And here’s my handiwork in the powder room. We are working on adding a bit more to this room, so I’ll have additional photos later.

We ordered in from Leona’s to celebrate a hard day’s work and ate dinner while watching Community commentary tracks. I ordered a Caesar avocado wrap and it was enormous! I took a photo with a roll of tape (the closest object I had on hand) for scale.

That’s a wrap!

Alec and I cooked dinner at home for Valentine’s Day this year. I had originally wanted to broil lamb rib chops as an indulgent treat, but they were $22.99 a pound at Whole Foods. I am not even joking.

At first, I was in denial of my own sticker shock, loudly telling Alec at the meat counter,”It’s Valentine’s Day! Let’s go CRAZY!” while the butcher patiently waited for us to decide. But Alec was like, “You really want to spend $23 a pound?”

So we got shoulder chops instead ($9.99 a pound!) and made a few sides from stuff we already had on hand at home: cauliflower, baby broccoli and a few slices of bread. Dinner was grilled lamb shoulder chops, cauliflower gratin, sauteed baby broccoli and garlic bread.

Cooking the baby broccoli was the perfect excuse to use a new kitchen gadget that had just arrived via Amazon Prime: the Vebo. It’s a collapsible silicone basket for steaming, boiling and straining vegetables. Here’s the Vebo with the baby broccoli inside. It’s got holes punched in it so you can use it like a colander.

And then you just stick the basket inside a pot of boiling water. I was blanching the baby broccoli, so I needed it fully submerged (and needed to push it down with a wooden spoon) but you can also leave the veggies suspended over the water if you’re just steaming.

I know I sound like an annoying Vebo saleslady right now, but I just love kitchen stuff and this worked out really well. (Note: I tried plunging the whole Vebo into a bowl of ice water after the broccolini was done blanching, but that didn’t quite work, so either I needed a much bigger bowl or it’s not meant for that sort of thing.)

As a bonus, the Vebo comes in cute packaging.

Hooray indeed! Hope everyone had a lovely Valentine’s Day!

Blue Walls Smiling At Me

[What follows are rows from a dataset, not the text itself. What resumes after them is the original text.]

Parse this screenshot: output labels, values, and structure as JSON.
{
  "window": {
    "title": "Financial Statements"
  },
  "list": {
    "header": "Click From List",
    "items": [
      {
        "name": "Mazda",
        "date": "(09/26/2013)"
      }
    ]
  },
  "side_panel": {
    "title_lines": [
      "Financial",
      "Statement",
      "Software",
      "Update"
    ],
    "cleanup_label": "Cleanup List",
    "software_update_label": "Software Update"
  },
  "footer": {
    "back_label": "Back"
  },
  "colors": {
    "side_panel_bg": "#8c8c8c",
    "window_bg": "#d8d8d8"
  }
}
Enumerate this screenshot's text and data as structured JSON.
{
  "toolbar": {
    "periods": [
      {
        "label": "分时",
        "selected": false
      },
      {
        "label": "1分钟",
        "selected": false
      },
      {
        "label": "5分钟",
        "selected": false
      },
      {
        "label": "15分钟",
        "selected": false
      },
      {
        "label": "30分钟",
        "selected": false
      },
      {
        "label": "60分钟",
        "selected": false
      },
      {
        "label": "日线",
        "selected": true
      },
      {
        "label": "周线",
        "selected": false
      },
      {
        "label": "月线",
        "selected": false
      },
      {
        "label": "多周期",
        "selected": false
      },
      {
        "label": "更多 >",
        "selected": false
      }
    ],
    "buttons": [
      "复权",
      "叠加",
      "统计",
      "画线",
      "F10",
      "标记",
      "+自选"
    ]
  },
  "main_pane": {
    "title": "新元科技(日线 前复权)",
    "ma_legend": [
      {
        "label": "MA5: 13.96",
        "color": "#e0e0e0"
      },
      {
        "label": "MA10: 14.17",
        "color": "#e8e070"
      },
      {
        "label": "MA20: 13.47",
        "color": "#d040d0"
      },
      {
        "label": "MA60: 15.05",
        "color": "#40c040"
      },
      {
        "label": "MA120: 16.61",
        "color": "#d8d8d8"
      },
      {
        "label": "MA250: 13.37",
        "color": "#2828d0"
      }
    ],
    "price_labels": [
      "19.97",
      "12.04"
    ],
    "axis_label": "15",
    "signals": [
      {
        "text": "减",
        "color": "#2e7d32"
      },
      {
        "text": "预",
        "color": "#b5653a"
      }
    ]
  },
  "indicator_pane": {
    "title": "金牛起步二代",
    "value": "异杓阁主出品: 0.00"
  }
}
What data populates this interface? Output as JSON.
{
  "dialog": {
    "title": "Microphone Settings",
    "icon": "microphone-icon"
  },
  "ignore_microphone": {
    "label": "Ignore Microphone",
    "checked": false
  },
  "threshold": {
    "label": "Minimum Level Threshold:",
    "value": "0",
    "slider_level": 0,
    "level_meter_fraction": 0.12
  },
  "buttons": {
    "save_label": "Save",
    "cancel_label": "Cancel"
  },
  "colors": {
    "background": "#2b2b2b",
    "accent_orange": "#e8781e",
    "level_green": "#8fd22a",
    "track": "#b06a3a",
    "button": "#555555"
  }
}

With the office painted, the next room to tackle was the dining room. We opted out of washing the walls because they were already primed back in the fall, when we first moved in and had the painters remove that high-gloss textured paint in other parts of the first floor. The trick with the dining room was careful taping because it has practically more woodwork than actual wall space.

The tight spaces around the windows and above the wooden archway also meant we were doing more brushwork than painting with rollers, and we had to be quite meticulous about everything. But we passed the time by streaming Keeping up with the Kardashians, which was surprisingly enjoyable, even for Alec. I don’t know what it is exactly, but there’s something kind of endearing about the early seasons. And I’ve finally learned which non-Kim sister is which, so my pop culture literacy has really skyrocketed.

We did two coats of Benjamin Moore’s Summer Shower on the walls. In some lights, it can look almost white or and other times it is unmistakably blue. The color is a nice complement to the sand and khaki accents in the room such as the drapes and the chairs, and it also picks up the hints of blue in the rug. You’ll just have to take my word for it because this are the only semi-decent photos I have of the room right now.

I was going to take another photo today, but we’re getting the kitchen ready for painting and now the dining room table is cluttered with everything that was sitting on the kitchen counters. Oops!

Special thanks to Netflix Watch Instantly for getting us through the afternoon of painting. And if you have thoughts about why Kourtney Kardashian (who seems relatively smart and thoughtful after you discount the whole reality show fameball thing) continues to be in a relationship with Scott Disick when he is clearly a vile layabout with a drinking problem who is trying to non-ironically impersonate Patrick Bateman for some unfathomable reason, please leave them in the comments. Thanks.